Check every line of the entries for the string "启发童书馆出品" and return the ones that contain it.

── Given data

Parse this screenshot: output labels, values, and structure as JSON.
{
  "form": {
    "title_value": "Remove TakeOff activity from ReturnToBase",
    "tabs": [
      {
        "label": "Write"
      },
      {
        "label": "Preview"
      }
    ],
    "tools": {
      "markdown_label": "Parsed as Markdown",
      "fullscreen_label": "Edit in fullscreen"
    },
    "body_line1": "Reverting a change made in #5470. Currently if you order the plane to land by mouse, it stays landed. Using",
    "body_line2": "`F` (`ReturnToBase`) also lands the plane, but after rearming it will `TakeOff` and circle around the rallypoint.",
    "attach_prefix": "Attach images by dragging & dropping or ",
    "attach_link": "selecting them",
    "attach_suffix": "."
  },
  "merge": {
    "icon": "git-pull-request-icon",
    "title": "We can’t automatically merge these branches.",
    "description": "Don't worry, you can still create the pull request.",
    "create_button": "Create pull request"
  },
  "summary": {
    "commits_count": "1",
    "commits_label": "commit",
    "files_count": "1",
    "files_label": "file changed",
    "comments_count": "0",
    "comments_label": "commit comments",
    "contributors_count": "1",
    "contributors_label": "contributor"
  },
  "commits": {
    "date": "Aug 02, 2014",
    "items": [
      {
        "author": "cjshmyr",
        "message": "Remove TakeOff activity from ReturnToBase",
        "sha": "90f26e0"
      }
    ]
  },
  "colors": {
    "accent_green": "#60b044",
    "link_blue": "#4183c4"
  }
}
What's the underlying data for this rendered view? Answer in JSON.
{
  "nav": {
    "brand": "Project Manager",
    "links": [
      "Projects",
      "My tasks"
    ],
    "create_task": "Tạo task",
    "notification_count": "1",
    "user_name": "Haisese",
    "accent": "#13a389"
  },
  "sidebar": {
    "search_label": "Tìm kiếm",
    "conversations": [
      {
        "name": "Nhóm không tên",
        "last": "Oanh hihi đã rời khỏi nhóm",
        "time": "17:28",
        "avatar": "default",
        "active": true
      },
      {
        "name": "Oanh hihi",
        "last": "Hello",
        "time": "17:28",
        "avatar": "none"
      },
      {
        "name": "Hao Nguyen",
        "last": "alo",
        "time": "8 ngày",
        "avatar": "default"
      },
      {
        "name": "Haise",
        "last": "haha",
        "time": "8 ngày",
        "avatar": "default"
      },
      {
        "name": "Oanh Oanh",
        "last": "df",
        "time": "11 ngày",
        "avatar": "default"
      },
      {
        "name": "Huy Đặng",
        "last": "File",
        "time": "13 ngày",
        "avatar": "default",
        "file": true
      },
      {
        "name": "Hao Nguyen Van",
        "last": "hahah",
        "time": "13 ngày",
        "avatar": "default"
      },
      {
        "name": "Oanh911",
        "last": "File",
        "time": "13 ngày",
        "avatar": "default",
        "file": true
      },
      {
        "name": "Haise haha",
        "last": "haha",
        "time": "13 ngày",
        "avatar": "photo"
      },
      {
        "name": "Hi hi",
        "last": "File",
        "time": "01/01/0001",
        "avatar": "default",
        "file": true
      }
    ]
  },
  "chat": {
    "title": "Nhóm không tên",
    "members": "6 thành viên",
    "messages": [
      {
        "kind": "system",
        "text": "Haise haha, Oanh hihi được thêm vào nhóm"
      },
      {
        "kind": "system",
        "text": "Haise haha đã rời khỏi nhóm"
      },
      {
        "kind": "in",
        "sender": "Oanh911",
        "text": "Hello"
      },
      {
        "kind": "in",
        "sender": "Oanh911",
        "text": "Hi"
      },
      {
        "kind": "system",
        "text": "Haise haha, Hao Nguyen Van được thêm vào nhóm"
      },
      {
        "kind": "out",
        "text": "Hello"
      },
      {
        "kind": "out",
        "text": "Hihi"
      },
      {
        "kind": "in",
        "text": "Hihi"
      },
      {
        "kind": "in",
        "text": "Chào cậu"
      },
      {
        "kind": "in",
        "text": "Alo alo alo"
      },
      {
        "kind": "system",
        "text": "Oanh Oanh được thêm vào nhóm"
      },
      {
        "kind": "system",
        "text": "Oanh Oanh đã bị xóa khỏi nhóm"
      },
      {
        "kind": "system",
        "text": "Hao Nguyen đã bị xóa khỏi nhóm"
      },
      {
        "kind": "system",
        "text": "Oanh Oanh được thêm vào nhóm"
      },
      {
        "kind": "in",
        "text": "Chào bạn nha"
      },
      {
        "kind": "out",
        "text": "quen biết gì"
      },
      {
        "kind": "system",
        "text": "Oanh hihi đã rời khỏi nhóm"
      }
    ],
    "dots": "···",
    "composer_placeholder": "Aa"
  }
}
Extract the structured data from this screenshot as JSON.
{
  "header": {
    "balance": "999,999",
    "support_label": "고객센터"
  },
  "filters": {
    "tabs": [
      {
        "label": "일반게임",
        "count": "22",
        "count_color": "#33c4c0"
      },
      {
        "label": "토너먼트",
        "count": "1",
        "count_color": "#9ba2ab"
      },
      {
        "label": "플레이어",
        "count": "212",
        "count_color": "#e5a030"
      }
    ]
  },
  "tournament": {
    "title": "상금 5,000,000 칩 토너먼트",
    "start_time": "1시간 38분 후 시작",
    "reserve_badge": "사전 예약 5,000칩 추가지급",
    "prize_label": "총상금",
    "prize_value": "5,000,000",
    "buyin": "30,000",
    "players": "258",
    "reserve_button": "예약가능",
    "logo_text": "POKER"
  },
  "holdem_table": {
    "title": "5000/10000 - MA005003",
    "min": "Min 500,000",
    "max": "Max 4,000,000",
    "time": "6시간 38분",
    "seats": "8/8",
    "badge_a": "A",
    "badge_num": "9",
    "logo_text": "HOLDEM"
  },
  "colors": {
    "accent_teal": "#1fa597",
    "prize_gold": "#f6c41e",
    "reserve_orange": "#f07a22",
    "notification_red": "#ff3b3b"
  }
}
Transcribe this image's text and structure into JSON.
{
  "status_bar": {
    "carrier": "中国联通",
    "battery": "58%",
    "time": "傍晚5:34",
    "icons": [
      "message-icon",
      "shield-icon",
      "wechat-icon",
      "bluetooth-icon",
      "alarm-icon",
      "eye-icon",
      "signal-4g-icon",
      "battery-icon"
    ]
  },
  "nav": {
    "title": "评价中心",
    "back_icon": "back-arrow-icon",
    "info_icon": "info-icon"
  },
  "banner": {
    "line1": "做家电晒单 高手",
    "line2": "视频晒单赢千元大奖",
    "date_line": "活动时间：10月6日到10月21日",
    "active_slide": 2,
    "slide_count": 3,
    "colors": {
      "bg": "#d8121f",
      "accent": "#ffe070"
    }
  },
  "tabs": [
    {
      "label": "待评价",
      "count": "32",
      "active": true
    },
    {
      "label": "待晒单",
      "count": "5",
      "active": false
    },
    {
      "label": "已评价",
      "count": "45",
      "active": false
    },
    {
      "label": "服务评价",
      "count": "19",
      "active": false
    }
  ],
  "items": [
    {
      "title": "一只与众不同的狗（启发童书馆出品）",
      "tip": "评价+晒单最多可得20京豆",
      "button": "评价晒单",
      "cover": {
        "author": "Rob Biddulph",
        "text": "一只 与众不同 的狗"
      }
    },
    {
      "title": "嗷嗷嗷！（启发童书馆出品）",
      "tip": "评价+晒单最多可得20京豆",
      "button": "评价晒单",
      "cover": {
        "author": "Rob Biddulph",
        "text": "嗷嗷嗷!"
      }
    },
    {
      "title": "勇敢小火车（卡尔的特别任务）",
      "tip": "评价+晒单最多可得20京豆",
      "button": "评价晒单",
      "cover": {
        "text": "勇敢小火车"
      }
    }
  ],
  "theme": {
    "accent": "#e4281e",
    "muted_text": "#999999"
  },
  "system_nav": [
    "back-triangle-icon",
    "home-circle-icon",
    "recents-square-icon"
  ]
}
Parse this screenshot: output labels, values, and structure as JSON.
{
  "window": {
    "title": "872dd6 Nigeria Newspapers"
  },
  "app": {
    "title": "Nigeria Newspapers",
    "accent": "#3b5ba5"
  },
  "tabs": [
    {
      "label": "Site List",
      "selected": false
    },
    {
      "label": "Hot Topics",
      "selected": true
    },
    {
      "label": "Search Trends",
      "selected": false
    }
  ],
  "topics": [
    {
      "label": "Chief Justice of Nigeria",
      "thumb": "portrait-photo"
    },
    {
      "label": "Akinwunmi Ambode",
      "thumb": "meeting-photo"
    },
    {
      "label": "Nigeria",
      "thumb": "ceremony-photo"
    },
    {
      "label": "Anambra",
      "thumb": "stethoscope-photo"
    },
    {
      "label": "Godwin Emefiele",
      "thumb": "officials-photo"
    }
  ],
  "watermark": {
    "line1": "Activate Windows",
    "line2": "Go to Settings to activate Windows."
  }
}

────

» Reply to the task
      "title": "一只与众不同的狗（启发童书馆出品）",
      "title": "嗷嗷嗷！（启发童书馆出品）",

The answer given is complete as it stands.